About two months have passed since President-elect Donald Trump’s upset and historic win over former Secretary of State Hillary Clinton for the office of President of the United States. Ballots from all around the country continued to be counted weeks after the election. Clinton’s popular vote lead over Trump has risen to over 2.5 million votes, making it one of the most divided outcomes in a general election in American history. How, though, is Trump the winner if Clinton won far more of the popular vote, and what does that mean for parties other than the Democrats and the Republicans?
The United States hosts a unique system and structure of government that sets itself apart from other Western democracies, such as the United Kingdom, France, and Germany, in that it favors what is called the “two-party system.” This system is one in which two major political parties dominate all politics in the country. There are a few remote countries around the world that are also shackled by this system, such as Jamaica and Malta along with the United States, all employing the “winner-take-all” system for electing officials into public office.

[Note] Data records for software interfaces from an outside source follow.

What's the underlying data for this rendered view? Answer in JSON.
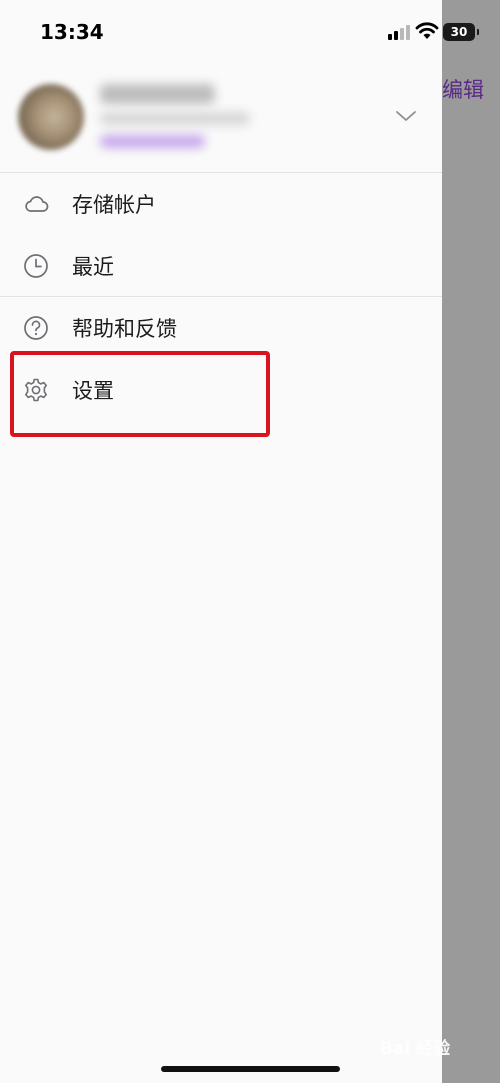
{
  "status_bar": {
    "time": "13:34",
    "battery": "30"
  },
  "backdrop": {
    "edit_label": "编辑"
  },
  "drawer": {
    "menu_items": [
      {
        "label": "存储帐户",
        "icon": "cloud-icon"
      },
      {
        "label": "最近",
        "icon": "clock-icon"
      },
      {
        "label": "帮助和反馈",
        "icon": "help-circle-icon"
      },
      {
        "label": "设置",
        "icon": "gear-icon"
      }
    ]
  },
  "watermark": "Bai 经验",
  "colors": {
    "highlight_border": "#d9141e",
    "edit_accent": "#5b2a86",
    "backdrop": "#9a9a9a"
  }
}
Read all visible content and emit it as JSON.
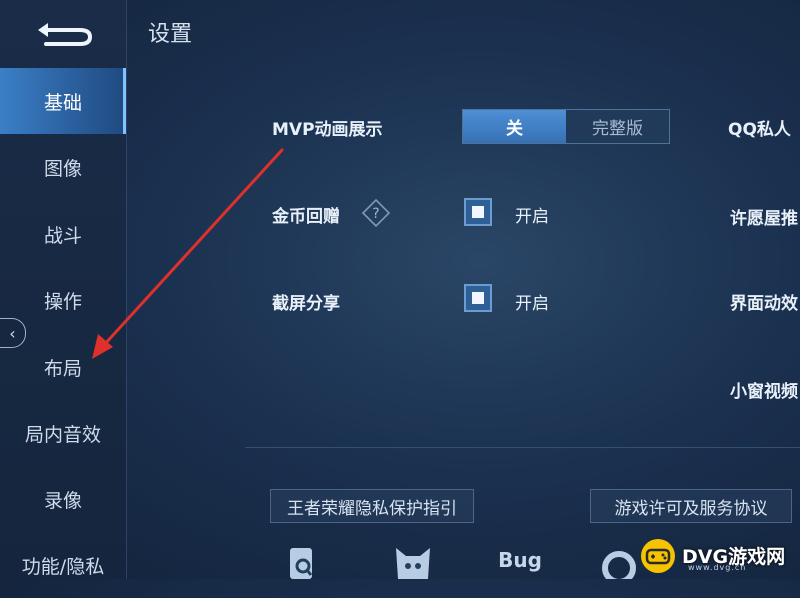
{
  "header": {
    "title": "设置"
  },
  "sidebar": {
    "items": [
      {
        "label": "基础",
        "active": true
      },
      {
        "label": "图像"
      },
      {
        "label": "战斗"
      },
      {
        "label": "操作"
      },
      {
        "label": "布局"
      },
      {
        "label": "局内音效"
      },
      {
        "label": "录像"
      },
      {
        "label": "功能/隐私"
      }
    ]
  },
  "settings": {
    "mvp": {
      "label": "MVP动画展示",
      "options": [
        "关",
        "完整版"
      ],
      "selected": "关"
    },
    "coin_gift": {
      "label": "金币回赠",
      "toggle_label": "开启",
      "checked": true
    },
    "screenshot_share": {
      "label": "截屏分享",
      "toggle_label": "开启",
      "checked": true
    },
    "right_column": [
      "QQ私人",
      "许愿屋推",
      "界面动效",
      "小窗视频"
    ]
  },
  "links": {
    "privacy": "王者荣耀隐私保护指引",
    "license": "游戏许可及服务协议"
  },
  "bottom_bar": {
    "bug_label": "Bug"
  },
  "watermark": {
    "text": "DVG游戏网",
    "sub": "www.dvg.cn"
  },
  "colors": {
    "accent": "#3b7fc6",
    "arrow": "#e0302c"
  }
}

The winner-take-all system is often seen by political analysts as the culprit for allowing a two-party system to flourish in the United States. It basically states that whichever candidate reaches the majority vote within a particular state is deemed the “winner” of that state and receives all of the electoral votes that state possesses. For instance, since Donald Trump won the majority of votes in Florida, he received all 29 Electoral College votes, even though Clinton virtually received about half of all the votes cast in the entire state. This system also enables the two major parties to employ huge amounts of power and money to push away any other competing parties.
This system has led to situations in the past, most notably the 2000 election between Al Gore and George W. Bush, in which one candidate will receive more votes than the other on the national level and still lose the election. The reason this happens is that states such as California and New York have such high populations that vote disproportionately for the Democratic Party, that the popular vote will almost always sway towards the Democrats. This doesn’t matter, however, since Republicans tend to always control the rural states with low populations such as Nebraska, Kansas, Oklahoma, and so on, but still manage to rack up the required number of Electoral College votes to be declared the winner.
Third parties include the Green Party, headed this year by Dr. Jill Stein, the Libertarian Party, led during the election by former New Mexico Governor Gary Johnson, and the Constitution Party, with their 2016 nominee being Darrell Castle. These parties particularly stand little to no chance in national elections to gain any seats in Congress, let alone the Presidency, due the way such elections are structured. For instance, despite winning close to five million votes nationally, Gary Johnson won’t receive anything from his courageous presidential run and leaves millions of voters helpless in a system rigged to keep Democrats and Republicans in perpetual power.
To make matters worse for third parties, the Electoral College, and by extension, the winner-take-all system, are ordained by the Constitution and can only be removed and replaced by way of a constitutional amendment. Seeing as both major parties benefit from this system (more so do Republicans than Democrats) and also seeing as they are frequently the majority in Congress, it is nearly impossible that such an amendment would pass, let alone even get drafted.
Our Founding Fathers feared mob-rule, meaning a situation in which the government was elected by the collective “ignorance” of the American people, rather than the educated and elite of society that had influence on and were directly influenced by the government. A common argument against the Electoral College is that Americans now live in an age of information that is readily available to everyone for free. Americans no longer are ignorant of politics, nor do they have an excuse to be, and they demand to see the popular vote’s weight over the electoral vote instituted nationwide to accommodate for that.
This subject is highly controversial and both sides have credible arguments, but there comes a time when provisions laid out by our forefathers become outdated and that such systems need to be replaced for the betterment of all Americans. New ideas presented by third parties are continually stifled and this country faces the same problems over and over. Problems such as governmental gridlock and shutdowns are a direct result of two completely opposing parties clashing and failing to resolve America’s issues. Politicians must put the nation’s people first rather than their party’s platforms. It is important that we as a nation continue to come up with and share new ideas and ways to solve our issues, for we could face indefinite stagnation for the foreseeable future.